_Task details:_
The records below need to be set down again exactly; their images stay out.

Dataset items

== Segment start ==

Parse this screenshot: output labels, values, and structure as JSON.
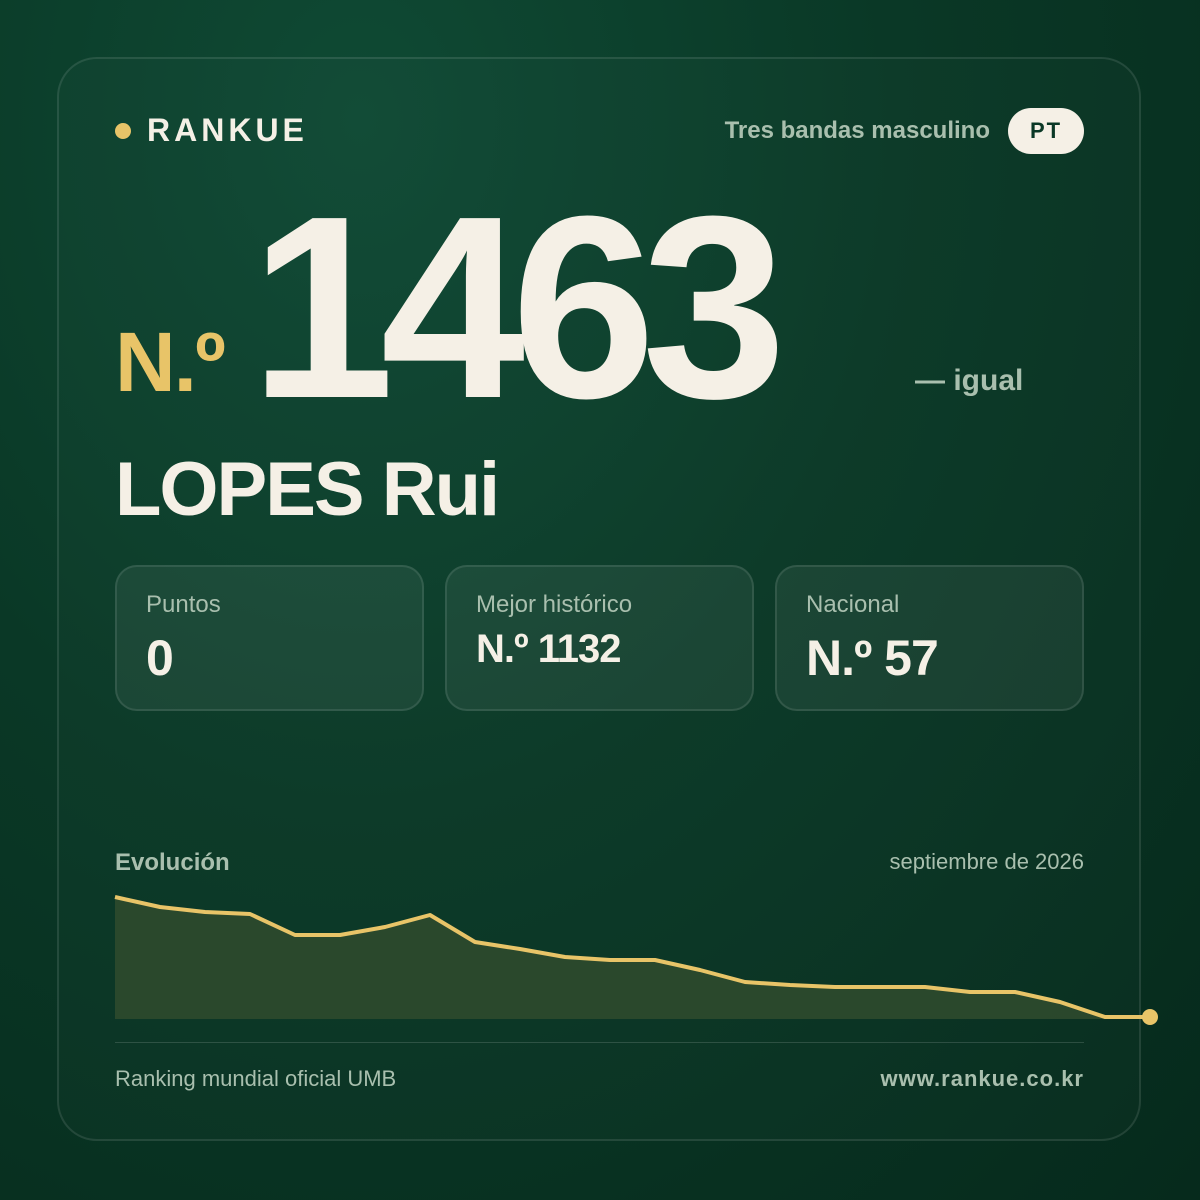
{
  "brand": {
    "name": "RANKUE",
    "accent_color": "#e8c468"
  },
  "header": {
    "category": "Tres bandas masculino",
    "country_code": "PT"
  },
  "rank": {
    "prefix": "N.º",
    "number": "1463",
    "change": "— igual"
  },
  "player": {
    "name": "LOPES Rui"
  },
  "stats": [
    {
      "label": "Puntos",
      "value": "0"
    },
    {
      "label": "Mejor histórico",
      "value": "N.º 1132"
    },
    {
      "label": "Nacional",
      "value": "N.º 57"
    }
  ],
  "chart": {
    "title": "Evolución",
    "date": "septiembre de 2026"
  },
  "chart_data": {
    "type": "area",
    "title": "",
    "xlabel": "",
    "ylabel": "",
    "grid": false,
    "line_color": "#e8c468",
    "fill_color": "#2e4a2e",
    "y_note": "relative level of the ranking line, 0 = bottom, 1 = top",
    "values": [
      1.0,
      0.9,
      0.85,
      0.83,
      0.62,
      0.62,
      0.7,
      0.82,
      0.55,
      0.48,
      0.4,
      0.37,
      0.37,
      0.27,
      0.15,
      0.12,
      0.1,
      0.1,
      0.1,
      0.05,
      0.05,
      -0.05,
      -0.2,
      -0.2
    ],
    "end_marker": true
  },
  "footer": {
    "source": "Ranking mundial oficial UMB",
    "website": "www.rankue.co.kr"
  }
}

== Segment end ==

_Solution to this task:_
Parse this screenshot: output labels, values, and structure as JSON.
{
  "brand": {
    "name": "RANKUE",
    "accent_color": "#e8c468"
  },
  "header": {
    "category": "Tres bandas masculino",
    "country_code": "PT"
  },
  "rank": {
    "prefix": "N.º",
    "number": "1463",
    "change": "— igual"
  },
  "player": {
    "name": "LOPES Rui"
  },
  "stats": [
    {
      "label": "Puntos",
      "value": "0"
    },
    {
      "label": "Mejor histórico",
      "value": "N.º 1132"
    },
    {
      "label": "Nacional",
      "value": "N.º 57"
    }
  ],
  "chart": {
    "title": "Evolución",
    "date": "septiembre de 2026"
  },
  "chart_data": {
    "type": "area",
    "title": "",
    "xlabel": "",
    "ylabel": "",
    "grid": false,
    "line_color": "#e8c468",
    "fill_color": "#2e4a2e",
    "y_note": "relative level of the ranking line, 0 = bottom, 1 = top",
    "values": [
      1.0,
      0.9,
      0.85,
      0.83,
      0.62,
      0.62,
      0.7,
      0.82,
      0.55,
      0.48,
      0.4,
      0.37,
      0.37,
      0.27,
      0.15,
      0.12,
      0.1,
      0.1,
      0.1,
      0.05,
      0.05,
      -0.05,
      -0.2,
      -0.2
    ],
    "end_marker": true
  },
  "footer": {
    "source": "Ranking mundial oficial UMB",
    "website": "www.rankue.co.kr"
  }
}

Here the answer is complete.